    Judge, do you swear to tell the truth?


    … when he was accused of sexual harassment in his bitter Senate confirmation hearings.

    ANITA HILL, Accused Clarence Thomas of Sexual Harassment: My working relationship became even more strained when Judge Thomas began to use work situations to discuss sex.


    Thomas still says Anita Hill was wrong. She says others have since proved she was right.


    What I described happened actually did happen.


    But it is Thomas' voice which has revived the debate.

  • CLARENCE THOMAS, U.S. Supreme Court Justice:

    It was the most inhumane thing that has ever happened to me.


    Justice Thomas is only the second African-American ever to serve on the court, but he recounts a lifetime of insult, from his youth in the segregated South, to his years at Yale Law School, to his time in Washington. In an ABC interview, he says he was criticized for being a black man with conservative beliefs.


    You've got a sort of a new thinking that, you know, you can use race in certain other ways and that we should think a particular way, that I, because I am black, there's a certain sort of not geographical area that I am precluded from being a part of, but there's a certain ideological or intellectual area that's off-limits. Oh, don't go into that neighborhood of knowledge or ideology or political views or what have you, because blacks don't go there. So we've segregated up here.


    One Thomas biographer said much of the justice's conservative philosophy is rooted in his upbringing.

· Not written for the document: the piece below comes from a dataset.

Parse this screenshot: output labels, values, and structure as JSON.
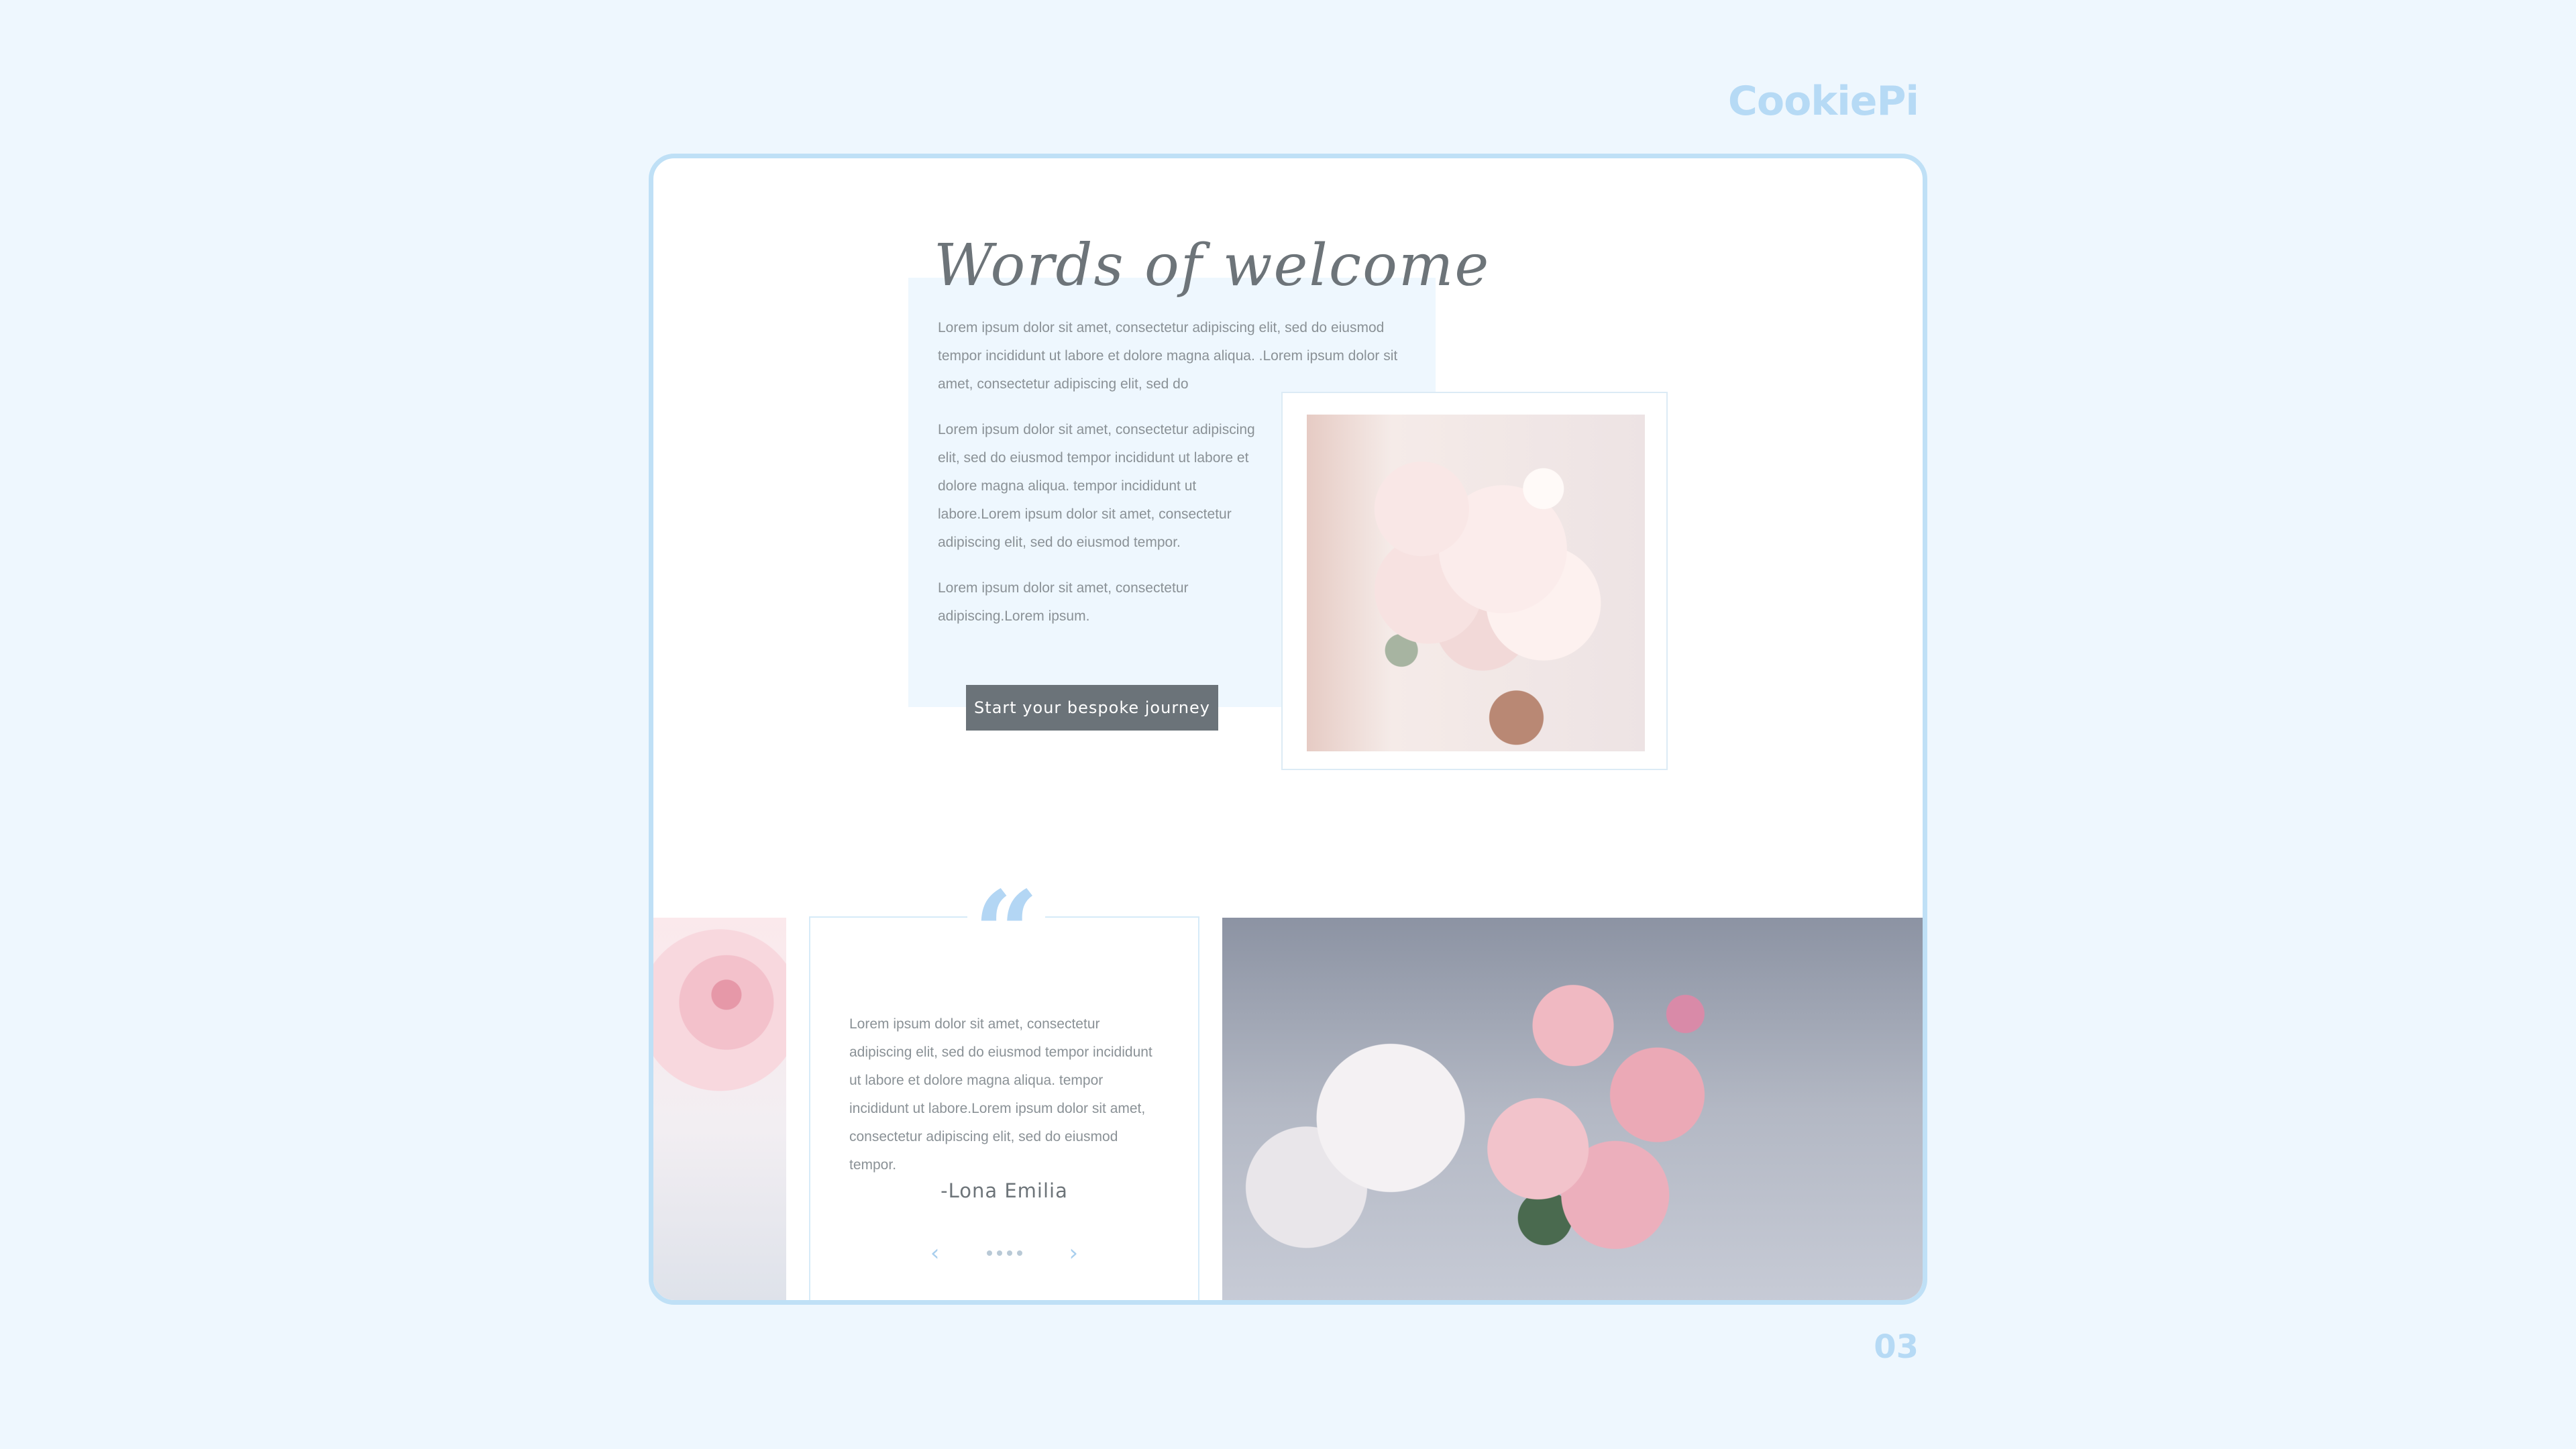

    KEVIN MERIDA, Co-Author, "Supreme Discomfort": Even when he went to Yale Law School — and this is maybe the underpinning of his opposition to affirmative action — he saw at Yale, in his class of 10 black students, many who had, you know, really didn't need affirmative action, in his view, that they were people who came from well-to-do backgrounds, they were beneficiaries because of their race.